(Items from an interface collection)

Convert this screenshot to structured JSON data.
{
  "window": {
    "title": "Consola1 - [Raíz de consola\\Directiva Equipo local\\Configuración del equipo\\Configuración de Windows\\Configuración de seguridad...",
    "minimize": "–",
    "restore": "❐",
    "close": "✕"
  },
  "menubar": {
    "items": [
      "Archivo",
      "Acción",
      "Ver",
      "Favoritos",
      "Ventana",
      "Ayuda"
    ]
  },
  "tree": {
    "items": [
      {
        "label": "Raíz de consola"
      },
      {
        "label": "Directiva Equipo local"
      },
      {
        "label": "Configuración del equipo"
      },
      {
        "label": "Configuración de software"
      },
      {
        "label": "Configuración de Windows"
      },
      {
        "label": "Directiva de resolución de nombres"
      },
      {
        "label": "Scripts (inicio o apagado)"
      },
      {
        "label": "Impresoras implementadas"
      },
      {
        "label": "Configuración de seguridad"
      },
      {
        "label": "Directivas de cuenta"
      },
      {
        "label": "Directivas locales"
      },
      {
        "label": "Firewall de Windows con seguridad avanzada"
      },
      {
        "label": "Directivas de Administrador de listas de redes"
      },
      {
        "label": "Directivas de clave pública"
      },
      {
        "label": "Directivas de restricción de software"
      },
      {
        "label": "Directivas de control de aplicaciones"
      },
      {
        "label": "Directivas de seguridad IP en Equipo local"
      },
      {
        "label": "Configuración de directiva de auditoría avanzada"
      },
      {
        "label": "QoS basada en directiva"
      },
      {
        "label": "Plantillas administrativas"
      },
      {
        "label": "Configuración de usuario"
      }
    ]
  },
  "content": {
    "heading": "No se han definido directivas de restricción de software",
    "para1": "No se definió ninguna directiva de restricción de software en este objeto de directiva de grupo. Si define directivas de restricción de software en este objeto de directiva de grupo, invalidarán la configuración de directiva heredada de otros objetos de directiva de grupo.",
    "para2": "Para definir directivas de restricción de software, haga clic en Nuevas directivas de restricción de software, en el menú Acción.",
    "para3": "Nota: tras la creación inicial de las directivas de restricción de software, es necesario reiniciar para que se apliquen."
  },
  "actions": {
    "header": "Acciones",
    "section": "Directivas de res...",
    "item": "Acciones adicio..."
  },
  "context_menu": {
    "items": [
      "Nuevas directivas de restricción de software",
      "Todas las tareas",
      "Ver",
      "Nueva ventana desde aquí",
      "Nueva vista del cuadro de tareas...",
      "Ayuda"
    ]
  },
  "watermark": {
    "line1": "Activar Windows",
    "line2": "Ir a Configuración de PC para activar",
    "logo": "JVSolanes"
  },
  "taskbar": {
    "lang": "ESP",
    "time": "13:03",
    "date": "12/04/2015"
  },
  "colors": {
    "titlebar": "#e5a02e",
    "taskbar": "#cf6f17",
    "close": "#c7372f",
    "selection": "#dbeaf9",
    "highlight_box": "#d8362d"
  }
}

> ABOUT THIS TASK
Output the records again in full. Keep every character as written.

> RESPONSE BELOW
Convert this screenshot to structured JSON data.
{
  "window": {
    "title": "Consola1 - [Raíz de consola\\Directiva Equipo local\\Configuración del equipo\\Configuración de Windows\\Configuración de seguridad...",
    "minimize": "–",
    "restore": "❐",
    "close": "✕"
  },
  "menubar": {
    "items": [
      "Archivo",
      "Acción",
      "Ver",
      "Favoritos",
      "Ventana",
      "Ayuda"
    ]
  },
  "tree": {
    "items": [
      {
        "label": "Raíz de consola"
      },
      {
        "label": "Directiva Equipo local"
      },
      {
        "label": "Configuración del equipo"
      },
      {
        "label": "Configuración de software"
      },
      {
        "label": "Configuración de Windows"
      },
      {
        "label": "Directiva de resolución de nombres"
      },
      {
        "label": "Scripts (inicio o apagado)"
      },
      {
        "label": "Impresoras implementadas"
      },
      {
        "label": "Configuración de seguridad"
      },
      {
        "label": "Directivas de cuenta"
      },
      {
        "label": "Directivas locales"
      },
      {
        "label": "Firewall de Windows con seguridad avanzada"
      },
      {
        "label": "Directivas de Administrador de listas de redes"
      },
      {
        "label": "Directivas de clave pública"
      },
      {
        "label": "Directivas de restricción de software"
      },
      {
        "label": "Directivas de control de aplicaciones"
      },
      {
        "label": "Directivas de seguridad IP en Equipo local"
      },
      {
        "label": "Configuración de directiva de auditoría avanzada"
      },
      {
        "label": "QoS basada en directiva"
      },
      {
        "label": "Plantillas administrativas"
      },
      {
        "label": "Configuración de usuario"
      }
    ]
  },
  "content": {
    "heading": "No se han definido directivas de restricción de software",
    "para1": "No se definió ninguna directiva de restricción de software en este objeto de directiva de grupo. Si define directivas de restricción de software en este objeto de directiva de grupo, invalidarán la configuración de directiva heredada de otros objetos de directiva de grupo.",
    "para2": "Para definir directivas de restricción de software, haga clic en Nuevas directivas de restricción de software, en el menú Acción.",
    "para3": "Nota: tras la creación inicial de las directivas de restricción de software, es necesario reiniciar para que se apliquen."
  },
  "actions": {
    "header": "Acciones",
    "section": "Directivas de res...",
    "item": "Acciones adicio..."
  },
  "context_menu": {
    "items": [
      "Nuevas directivas de restricción de software",
      "Todas las tareas",
      "Ver",
      "Nueva ventana desde aquí",
      "Nueva vista del cuadro de tareas...",
      "Ayuda"
    ]
  },
  "watermark": {
    "line1": "Activar Windows",
    "line2": "Ir a Configuración de PC para activar",
    "logo": "JVSolanes"
  },
  "taskbar": {
    "lang": "ESP",
    "time": "13:03",
    "date": "12/04/2015"
  },
  "colors": {
    "titlebar": "#e5a02e",
    "taskbar": "#cf6f17",
    "close": "#c7372f",
    "selection": "#dbeaf9",
    "highlight_box": "#d8362d"
  }
}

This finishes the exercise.